Task item –
The required answer is a copy of each line in the entries below that includes "this".

Extracted entries –
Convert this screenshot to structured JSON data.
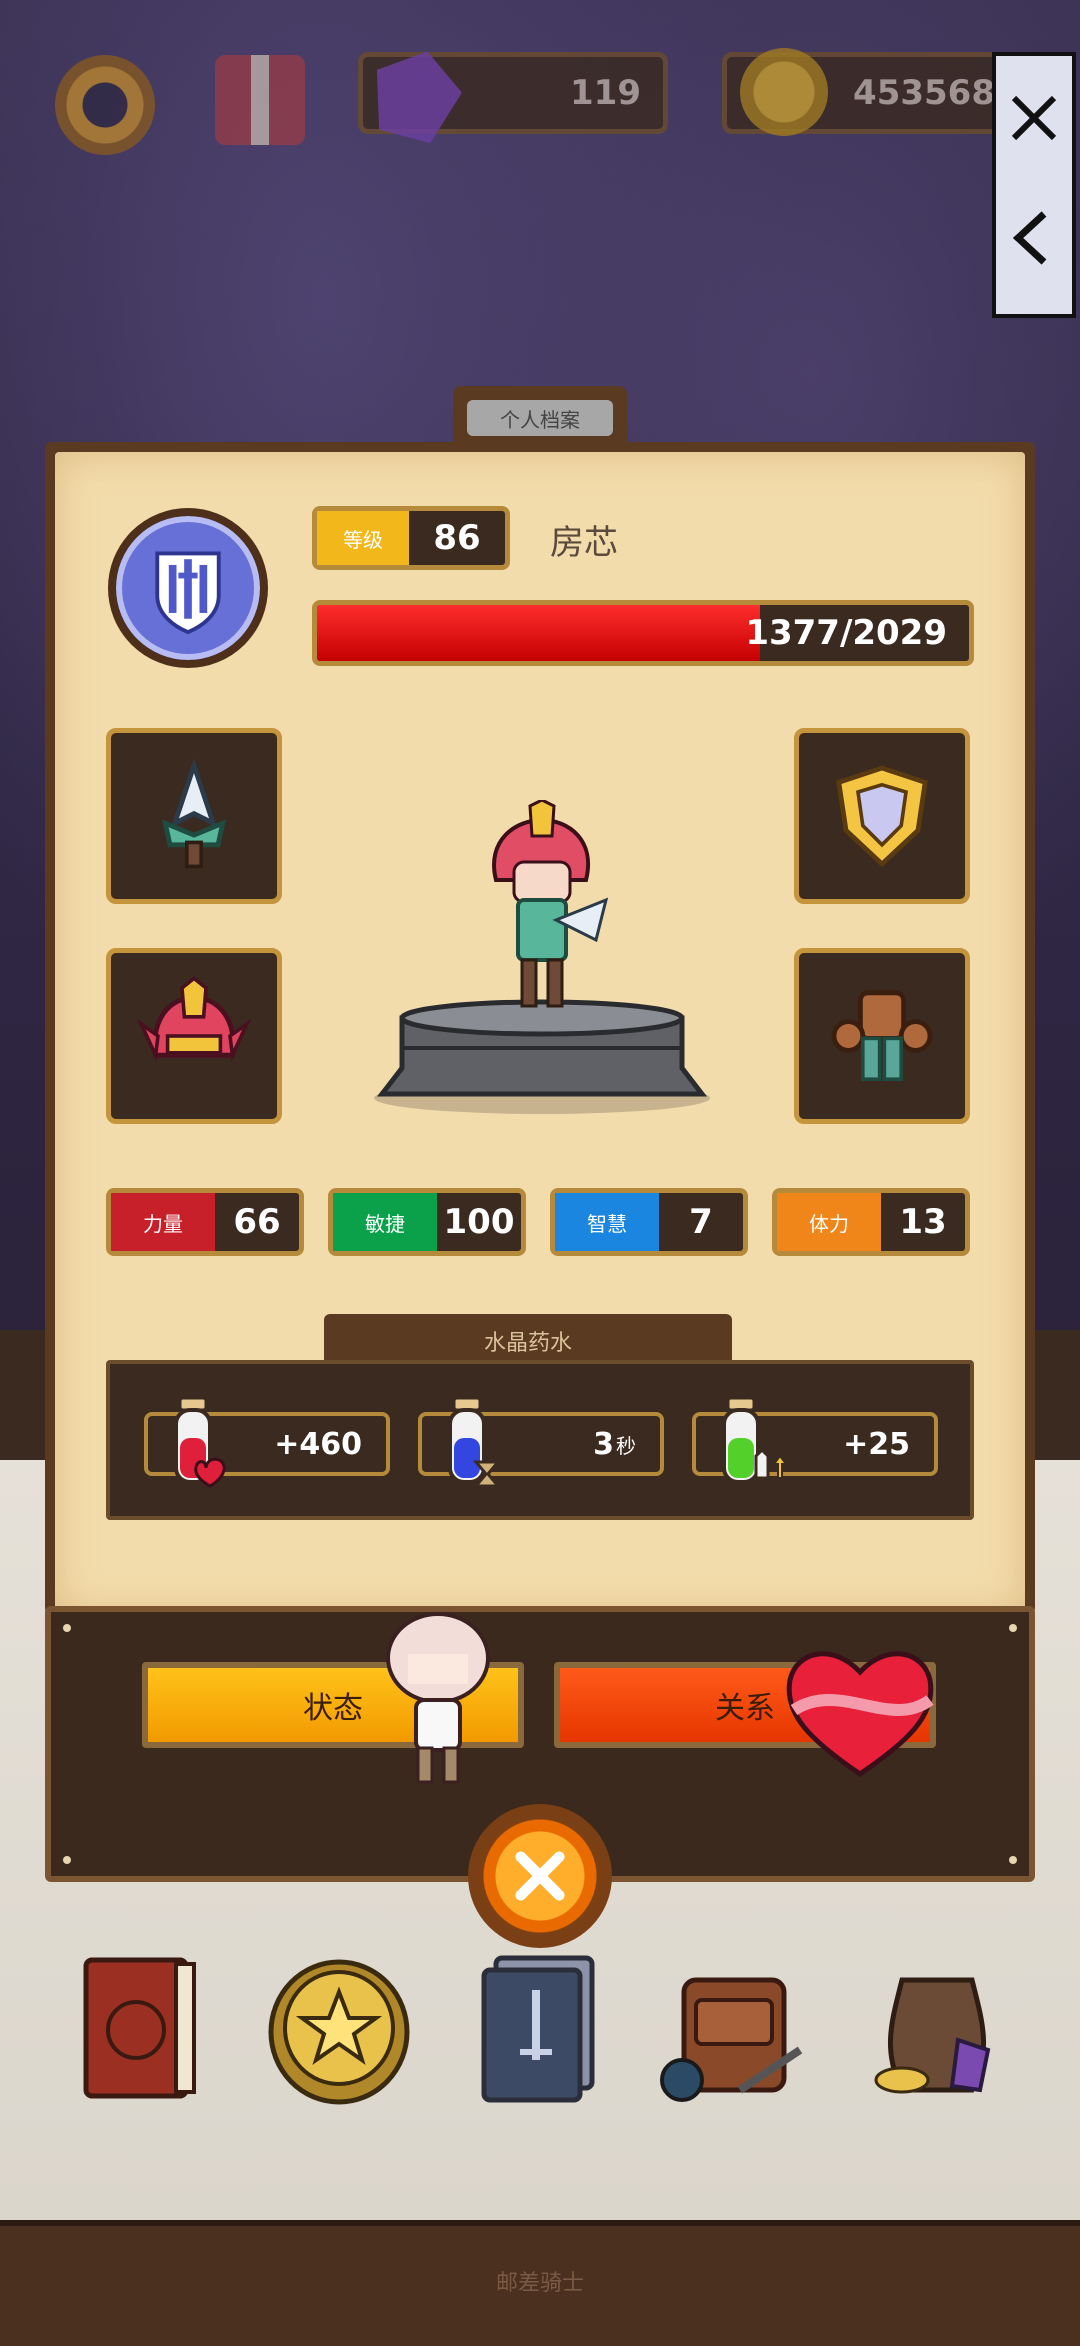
{
  "hud": {
    "gems": "119",
    "gold": "453568"
  },
  "panel": {
    "tab_label": "个人档案",
    "level_label": "等级",
    "level": "86",
    "hero_name": "房芯",
    "hp_text": "1377/2029",
    "hp_fraction": 0.679
  },
  "stats": [
    {
      "label": "力量",
      "value": "66",
      "color": "#c8202a"
    },
    {
      "label": "敏捷",
      "value": "100",
      "color": "#0aa14a"
    },
    {
      "label": "智慧",
      "value": "7",
      "color": "#1b86e0"
    },
    {
      "label": "体力",
      "value": "13",
      "color": "#f0861a"
    }
  ],
  "potions": {
    "title": "水晶药水",
    "items": [
      {
        "value": "+460",
        "icon": "red-potion-heart-icon"
      },
      {
        "value": "3",
        "unit": "秒",
        "icon": "blue-potion-hourglass-icon"
      },
      {
        "value": "+25",
        "icon": "green-potion-sword-icon"
      }
    ]
  },
  "buttons": {
    "status": "状态",
    "relation": "关系"
  },
  "footer": "邮差骑士",
  "colors": {
    "panel_bg": "#f3dcab",
    "panel_frame": "#5b3a22",
    "hp_red": "#e00000",
    "level_gold": "#f2b81b"
  }
}
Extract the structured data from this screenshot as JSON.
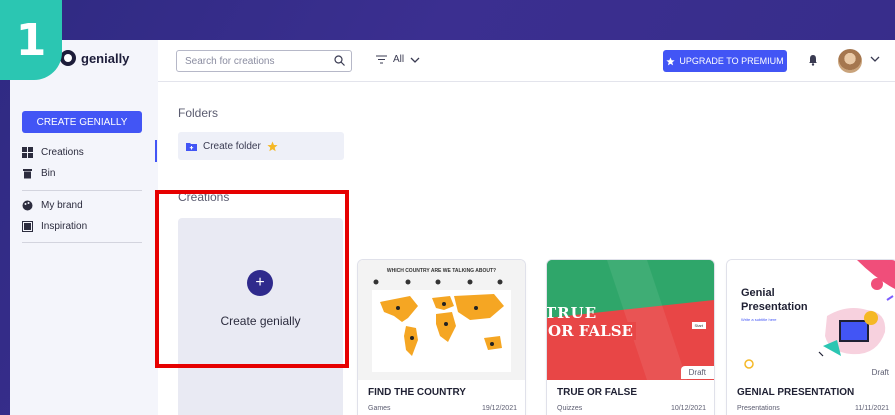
{
  "step_number": "1",
  "colors": {
    "accent": "#4255f5",
    "badge": "#2bc6b2",
    "highlight": "#e60000",
    "background": "#3a2e8c"
  },
  "logo": {
    "text": "genially"
  },
  "sidebar": {
    "create_button": "CREATE GENIALLY",
    "items": [
      {
        "label": "Creations",
        "icon": "grid-icon"
      },
      {
        "label": "Bin",
        "icon": "trash-icon"
      },
      {
        "label": "My brand",
        "icon": "palette-icon"
      },
      {
        "label": "Inspiration",
        "icon": "image-icon"
      }
    ]
  },
  "topbar": {
    "search_placeholder": "Search for creations",
    "filter_label": "All",
    "upgrade_label": "UPGRADE TO PREMIUM"
  },
  "folders": {
    "title": "Folders",
    "create_label": "Create folder"
  },
  "creations": {
    "title": "Creations",
    "new_label": "Create genially",
    "cards": [
      {
        "title": "FIND THE COUNTRY",
        "category": "Games",
        "date": "19/12/2021",
        "draft": ""
      },
      {
        "title": "TRUE OR FALSE",
        "category": "Quizzes",
        "date": "10/12/2021",
        "draft": "Draft"
      },
      {
        "title": "GENIAL PRESENTATION",
        "category": "Presentations",
        "date": "11/11/2021",
        "draft": "Draft"
      }
    ]
  },
  "thumbnails": {
    "map_heading": "WHICH COUNTRY ARE WE TALKING ABOUT?",
    "true_text": "TRUE",
    "false_text": "OR FALSE",
    "start_label": "Start",
    "presentation_title_1": "Genial",
    "presentation_title_2": "Presentation",
    "presentation_subtitle": "Write a subtitle here"
  }
}
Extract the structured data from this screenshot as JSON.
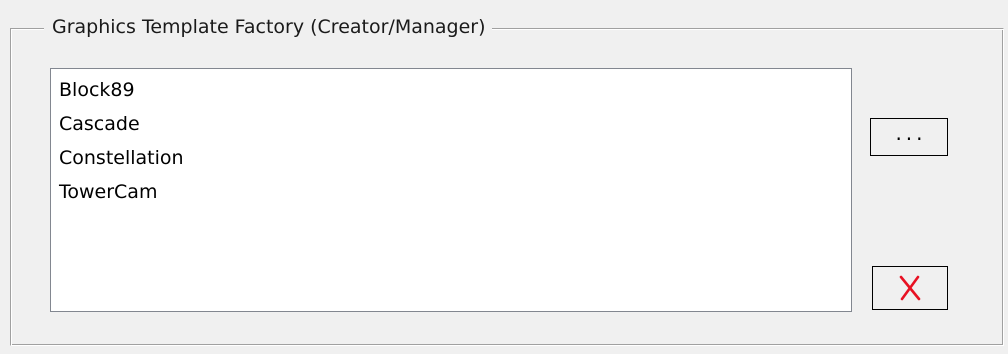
{
  "group": {
    "title": "Graphics Template Factory (Creator/Manager)"
  },
  "template_list": {
    "items": [
      {
        "label": "Block89"
      },
      {
        "label": "Cascade"
      },
      {
        "label": "Constellation"
      },
      {
        "label": "TowerCam"
      }
    ]
  },
  "buttons": {
    "browse_label": "...",
    "delete_icon": "red-x-delete-icon",
    "delete_color": "#e81123"
  }
}
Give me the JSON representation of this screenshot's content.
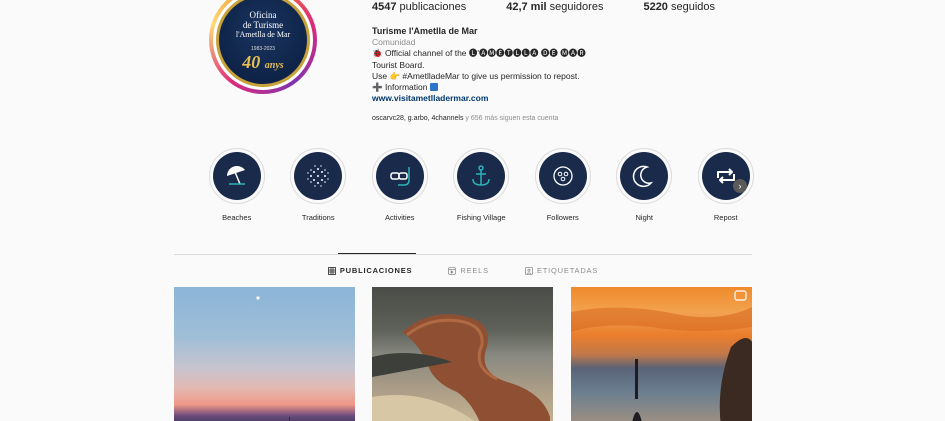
{
  "profile": {
    "avatar": {
      "line1": "Oficina",
      "line2": "de Turisme",
      "line3": "l'Ametlla de Mar",
      "years": "1983-2023",
      "anniversary": "40",
      "anniversary_word": "anys"
    },
    "stats": {
      "posts_count": "4547",
      "posts_label": "publicaciones",
      "followers_count": "42,7 mil",
      "followers_label": "seguidores",
      "following_count": "5220",
      "following_label": "seguidos"
    },
    "bio": {
      "name": "Turisme l'Ametlla de Mar",
      "category": "Comunidad",
      "line1": "🐞 Official channel of the 🅛'🅐🅜🅔🅣🅛🅛🅐 🅓🅔 🅜🅐🅡",
      "line2": "Tourist Board.",
      "line3": "Use 👉 #AmetlladeMar to give us permission to repost.",
      "line4": "➕ Information",
      "website": "www.visitametlladermar.com",
      "followed_by_names": "oscarvc28, g.arbo, 4channels",
      "followed_by_more": " y 656 más siguen esta cuenta"
    }
  },
  "highlights": [
    {
      "label": "Beaches",
      "icon": "umbrella-icon"
    },
    {
      "label": "Traditions",
      "icon": "dots-pattern-icon"
    },
    {
      "label": "Activities",
      "icon": "snorkel-icon"
    },
    {
      "label": "Fishing Village",
      "icon": "anchor-icon"
    },
    {
      "label": "Followers",
      "icon": "people-icon"
    },
    {
      "label": "Night",
      "icon": "moon-icon"
    },
    {
      "label": "Repost",
      "icon": "repost-icon"
    }
  ],
  "tabs": [
    {
      "label": "PUBLICACIONES",
      "icon": "grid-icon",
      "active": true
    },
    {
      "label": "REELS",
      "icon": "reels-icon",
      "active": false
    },
    {
      "label": "ETIQUETADAS",
      "icon": "tagged-icon",
      "active": false
    }
  ],
  "colors": {
    "accent_link": "#00376b",
    "highlight_bg": "#1a2a4a",
    "icon_teal": "#2ab3b8"
  }
}
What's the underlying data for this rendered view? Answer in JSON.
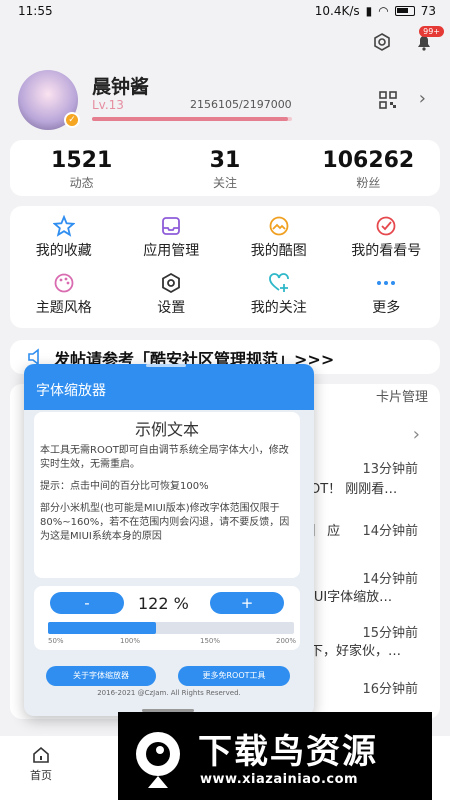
{
  "status_bar": {
    "time": "11:55",
    "network": "10.4K/s",
    "battery": "73"
  },
  "top_icons": {
    "settings_icon": "gear-icon",
    "notification_badge": "99+"
  },
  "profile": {
    "username": "晨钟酱",
    "level": "Lv.13",
    "exp": "2156105/2197000",
    "exp_fraction": 0.981
  },
  "stats": [
    {
      "value": "1521",
      "label": "动态"
    },
    {
      "value": "31",
      "label": "关注"
    },
    {
      "value": "106262",
      "label": "粉丝"
    }
  ],
  "menu": [
    {
      "label": "我的收藏",
      "icon": "star-icon",
      "color": "#2f8ef0"
    },
    {
      "label": "应用管理",
      "icon": "inbox-icon",
      "color": "#8e5cd9"
    },
    {
      "label": "我的酷图",
      "icon": "image-icon",
      "color": "#f0a020"
    },
    {
      "label": "我的看看号",
      "icon": "check-circle-icon",
      "color": "#e5484d"
    },
    {
      "label": "主题风格",
      "icon": "palette-icon",
      "color": "#d96bb0"
    },
    {
      "label": "设置",
      "icon": "gear-icon",
      "color": "#333333"
    },
    {
      "label": "我的关注",
      "icon": "heart-plus-icon",
      "color": "#2fb8c9"
    },
    {
      "label": "更多",
      "icon": "more-dots-icon",
      "color": "#2f8ef0"
    }
  ],
  "notice": "发帖请参考「酷安社区管理规范」>>>",
  "card_manage": "卡片管理",
  "feed": [
    {
      "time": "13分钟前",
      "content": "OT！ 刚刚看…"
    },
    {
      "time": "14分钟前",
      "content": "】 应"
    },
    {
      "time": "14分钟前",
      "content": "IUI字体缩放…"
    },
    {
      "time": "15分钟前",
      "content": "下，好家伙，…"
    },
    {
      "time": "16分钟前",
      "content": ""
    }
  ],
  "popup": {
    "title": "字体缩放器",
    "sample_title": "示例文本",
    "paragraphs": [
      "本工具无需ROOT即可自由调节系统全局字体大小，修改实时生效，无需重启。",
      "提示：点击中间的百分比可恢复100%",
      "部分小米机型(也可能是MIUI版本)修改字体范围仅限于80%~160%，若不在范围内则会闪退，请不要反馈，因为这是MIUI系统本身的原因"
    ],
    "minus": "-",
    "plus": "+",
    "percent": "122 %",
    "slider_fraction": 0.44,
    "ticks": [
      "50%",
      "100%",
      "150%",
      "200%"
    ],
    "about_button": "关于字体缩放器",
    "more_button": "更多免ROOT工具",
    "copyright": "2016-2021 @CzJam. All Rights Reserved."
  },
  "bottom_nav": {
    "home": "首页"
  },
  "watermark": {
    "title": "下载鸟资源",
    "url": "www.xiazainiao.com"
  }
}
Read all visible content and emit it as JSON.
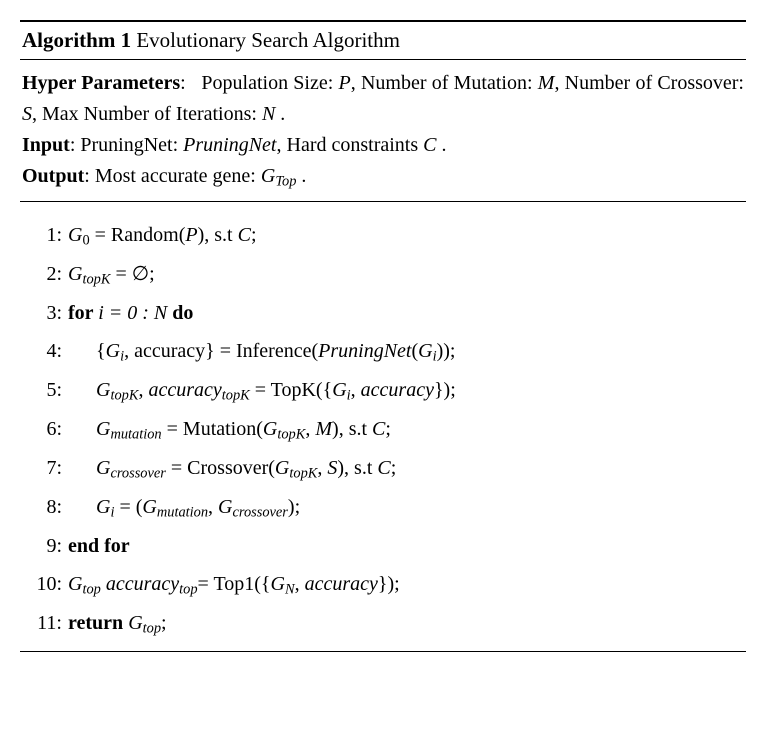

Task result –
Convert this screenshot to structured JSON data.
Extract the structured data from this screenshot as JSON.
Extract the structured data from this screenshot as JSON.
Give me the JSON representation of this screenshot's content.
What's the underlying data for this rendered view? Answer in JSON.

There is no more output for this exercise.